### Description of the task
Among the records below, which lines contain the string "public"? Report them.

---------- Data provided

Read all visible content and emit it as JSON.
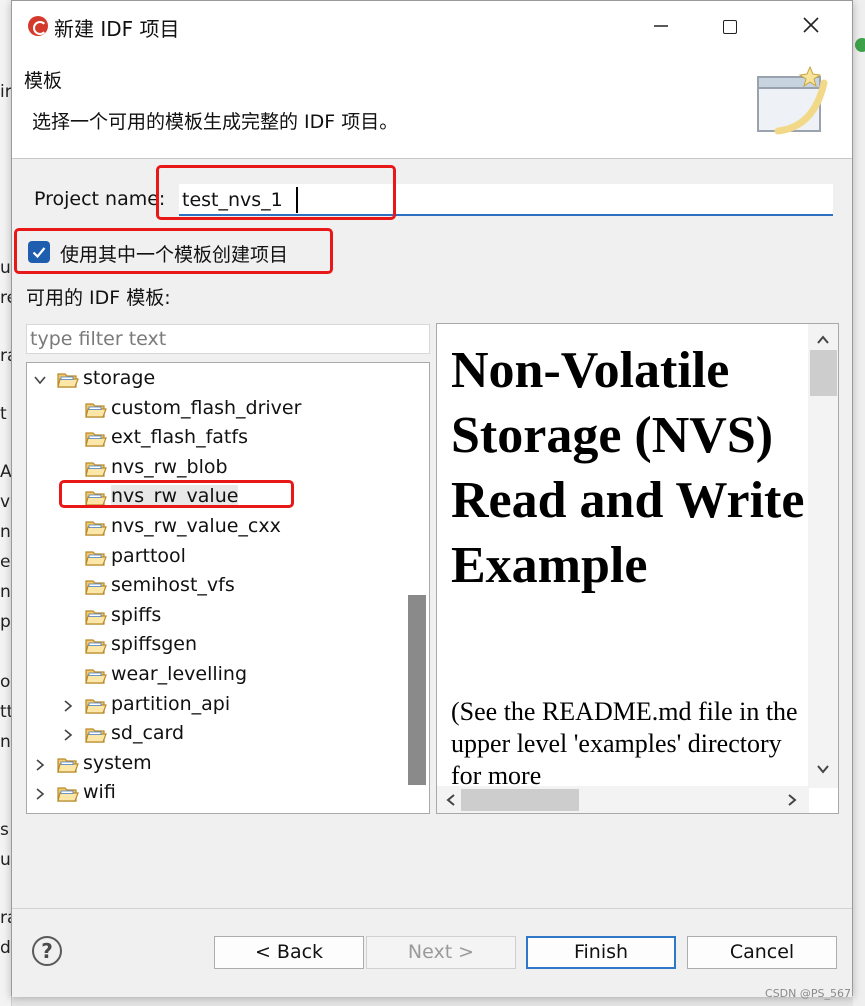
{
  "window": {
    "title": "新建 IDF 项目"
  },
  "header": {
    "page_title": "模板",
    "description": "选择一个可用的模板生成完整的 IDF 项目。"
  },
  "form": {
    "project_name_label": "Project name:",
    "project_name_value": "test_nvs_1",
    "use_template_checked": true,
    "use_template_label": "使用其中一个模板创建项目",
    "available_label": "可用的 IDF 模板:",
    "filter_placeholder": "type filter text"
  },
  "tree": [
    {
      "label": "storage",
      "level": 0,
      "expander": "expanded",
      "selected": false
    },
    {
      "label": "custom_flash_driver",
      "level": 1,
      "expander": "none",
      "selected": false
    },
    {
      "label": "ext_flash_fatfs",
      "level": 1,
      "expander": "none",
      "selected": false
    },
    {
      "label": "nvs_rw_blob",
      "level": 1,
      "expander": "none",
      "selected": false
    },
    {
      "label": "nvs_rw_value",
      "level": 1,
      "expander": "none",
      "selected": true
    },
    {
      "label": "nvs_rw_value_cxx",
      "level": 1,
      "expander": "none",
      "selected": false
    },
    {
      "label": "parttool",
      "level": 1,
      "expander": "none",
      "selected": false
    },
    {
      "label": "semihost_vfs",
      "level": 1,
      "expander": "none",
      "selected": false
    },
    {
      "label": "spiffs",
      "level": 1,
      "expander": "none",
      "selected": false
    },
    {
      "label": "spiffsgen",
      "level": 1,
      "expander": "none",
      "selected": false
    },
    {
      "label": "wear_levelling",
      "level": 1,
      "expander": "none",
      "selected": false
    },
    {
      "label": "partition_api",
      "level": 1,
      "expander": "collapsed",
      "selected": false
    },
    {
      "label": "sd_card",
      "level": 1,
      "expander": "collapsed",
      "selected": false
    },
    {
      "label": "system",
      "level": 0,
      "expander": "collapsed",
      "selected": false
    },
    {
      "label": "wifi",
      "level": 0,
      "expander": "collapsed",
      "selected": false
    }
  ],
  "readme": {
    "heading": "Non-Volatile Storage (NVS) Read and Write Example",
    "body": "(See the README.md file in the upper level 'examples' directory for more"
  },
  "buttons": {
    "back": "< Back",
    "next": "Next >",
    "finish": "Finish",
    "cancel": "Cancel"
  },
  "background_fragments": [
    "ir",
    "u",
    "re",
    "ra",
    "t",
    "A",
    "ve",
    "n",
    "es",
    "n",
    "p",
    "on",
    "tt",
    "n",
    "s",
    "u",
    "ra",
    "d"
  ],
  "watermark": "CSDN @PS_567",
  "colors": {
    "accent": "#1f5eae",
    "focus_border": "#2f78c8",
    "annotation_red": "#e81818"
  },
  "icons": {
    "folder": "folder-open-icon",
    "help": "help-icon",
    "checkbox": "checkmark-icon"
  }
}
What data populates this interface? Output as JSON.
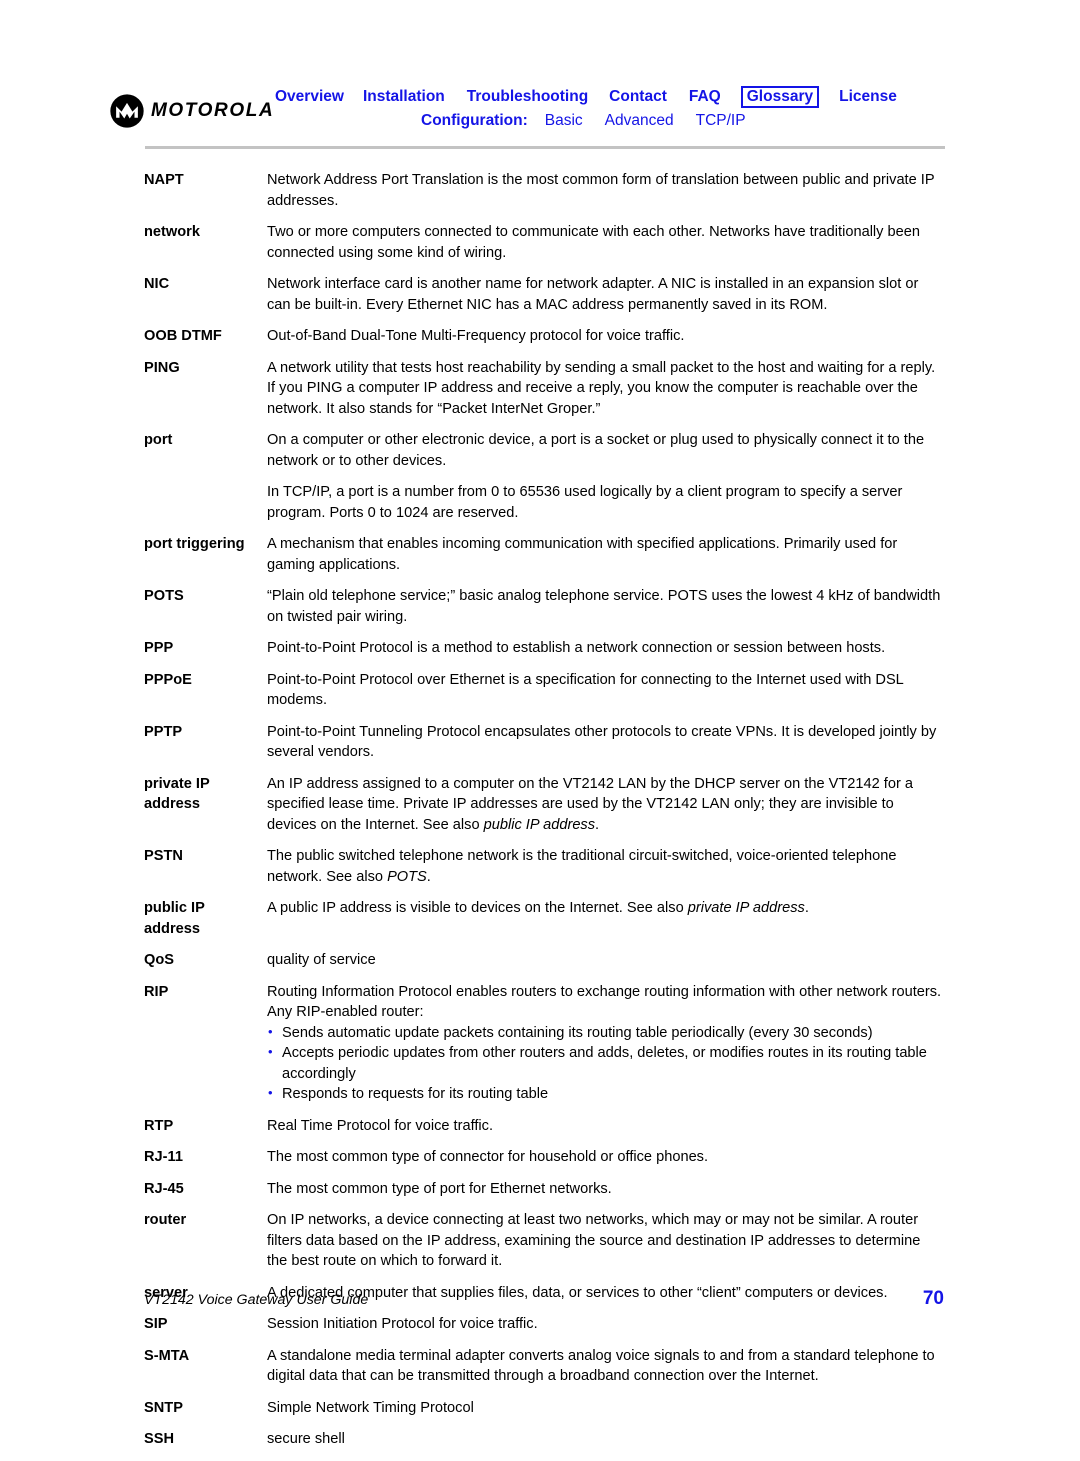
{
  "header": {
    "logo_word": "MOTOROLA",
    "logo_icon": "motorola-batwing-logo",
    "nav_primary": [
      {
        "label": "Overview",
        "current": false
      },
      {
        "label": "Installation",
        "current": false
      },
      {
        "label": "Troubleshooting",
        "current": false
      },
      {
        "label": "Contact",
        "current": false
      },
      {
        "label": "FAQ",
        "current": false
      },
      {
        "label": "Glossary",
        "current": true
      },
      {
        "label": "License",
        "current": false
      }
    ],
    "config_label": "Configuration:",
    "nav_config": [
      {
        "label": "Basic"
      },
      {
        "label": "Advanced"
      },
      {
        "label": "TCP/IP"
      }
    ],
    "link_color": "#1414e6",
    "rule_color": "#c3c3c3"
  },
  "glossary": {
    "entries": [
      {
        "term": "NAPT",
        "paragraphs": [
          "Network Address Port Translation is the most common form of translation between public and private IP addresses."
        ]
      },
      {
        "term": "network",
        "paragraphs": [
          "Two or more computers connected to communicate with each other. Networks have traditionally been connected using some kind of wiring."
        ]
      },
      {
        "term": "NIC",
        "paragraphs": [
          "Network interface card is another name for network adapter. A NIC is installed in an expansion slot or can be built-in. Every Ethernet NIC has a MAC address permanently saved in its ROM."
        ]
      },
      {
        "term": "OOB DTMF",
        "paragraphs": [
          "Out-of-Band Dual-Tone Multi-Frequency protocol for voice traffic."
        ]
      },
      {
        "term": "PING",
        "paragraphs": [
          "A network utility that tests host reachability by sending a small packet to the host and waiting for a reply. If you PING a computer IP address and receive a reply, you know the computer is reachable over the network. It also stands for “Packet InterNet Groper.”"
        ]
      },
      {
        "term": "port",
        "paragraphs": [
          "On a computer or other electronic device, a port is a socket or plug used to physically connect it to the network or to other devices.",
          "In TCP/IP, a port is a number from 0 to 65536 used logically by a client program to specify a server program. Ports 0 to 1024 are reserved."
        ]
      },
      {
        "term": "port triggering",
        "paragraphs": [
          "A mechanism that enables incoming communication with specified applications. Primarily used for gaming applications."
        ]
      },
      {
        "term": "POTS",
        "paragraphs": [
          "“Plain old telephone service;” basic analog telephone service. POTS uses the lowest 4 kHz of bandwidth on twisted pair wiring."
        ]
      },
      {
        "term": "PPP",
        "paragraphs": [
          "Point-to-Point Protocol is a method to establish a network connection or session between hosts."
        ]
      },
      {
        "term": "PPPoE",
        "paragraphs": [
          "Point-to-Point Protocol over Ethernet is a specification for connecting to the Internet used with DSL modems."
        ]
      },
      {
        "term": "PPTP",
        "paragraphs": [
          "Point-to-Point Tunneling Protocol encapsulates other protocols to create VPNs. It is developed jointly by several vendors."
        ]
      },
      {
        "term": "private IP address",
        "paragraphs_html": [
          "An IP address assigned to a computer on the VT2142 LAN by the DHCP server on the VT2142 for a specified lease time. Private IP addresses are used by the VT2142 LAN only; they are invisible to devices on the Internet. See also <i>public IP address</i>."
        ]
      },
      {
        "term": "PSTN",
        "paragraphs_html": [
          "The public switched telephone network is the traditional circuit-switched, voice-oriented telephone network. See also <i>POTS</i>."
        ]
      },
      {
        "term": "public IP address",
        "paragraphs_html": [
          "A public IP address is visible to devices on the Internet. See also <i>private IP address</i>."
        ]
      },
      {
        "term": "QoS",
        "paragraphs": [
          "quality of service"
        ]
      },
      {
        "term": "RIP",
        "paragraphs": [
          "Routing Information Protocol enables routers to exchange routing information with other network routers. Any RIP-enabled router:"
        ],
        "bullets": [
          "Sends automatic update packets containing its routing table periodically (every 30 seconds)",
          "Accepts periodic updates from other routers and adds, deletes, or modifies routes in its routing table accordingly",
          "Responds to requests for its routing table"
        ]
      },
      {
        "term": "RTP",
        "paragraphs": [
          "Real Time Protocol for voice traffic."
        ]
      },
      {
        "term": "RJ-11",
        "paragraphs": [
          "The most common type of connector for household or office phones."
        ]
      },
      {
        "term": "RJ-45",
        "paragraphs": [
          "The most common type of port for Ethernet networks."
        ]
      },
      {
        "term": "router",
        "paragraphs": [
          "On IP networks, a device connecting at least two networks, which may or may not be similar. A router filters data based on the IP address, examining the source and destination IP addresses to determine the best route on which to forward it."
        ]
      },
      {
        "term": "server",
        "paragraphs": [
          "A dedicated computer that supplies files, data, or services to other “client” computers or devices."
        ]
      },
      {
        "term": "SIP",
        "paragraphs": [
          "Session Initiation Protocol for voice traffic."
        ]
      },
      {
        "term": "S-MTA",
        "paragraphs": [
          "A standalone media terminal adapter converts analog voice signals to and from a standard telephone to digital data that can be transmitted through a broadband connection over the Internet."
        ]
      },
      {
        "term": "SNTP",
        "paragraphs": [
          "Simple Network Timing Protocol"
        ]
      },
      {
        "term": "SSH",
        "paragraphs": [
          "secure shell"
        ]
      }
    ]
  },
  "footer": {
    "title": "VT2142 Voice Gateway User Guide",
    "page_number": "70",
    "page_number_color": "#1414e6"
  }
}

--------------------

### Exercise answer
          "Network Address Port Translation is the most common form of translation between public and private IP addresses."
          "An IP address assigned to a computer on the VT2142 LAN by the DHCP server on the VT2142 for a specified lease time. Private IP addresses are used by the VT2142 LAN only; they are invisible to devices on the Internet. See also <i>public IP address</i>."
          "The public switched telephone network is the traditional circuit-switched, voice-oriented telephone network. See also <i>POTS</i>."
        "term": "public IP address",
          "A public IP address is visible to devices on the Internet. See also <i>private IP address</i>."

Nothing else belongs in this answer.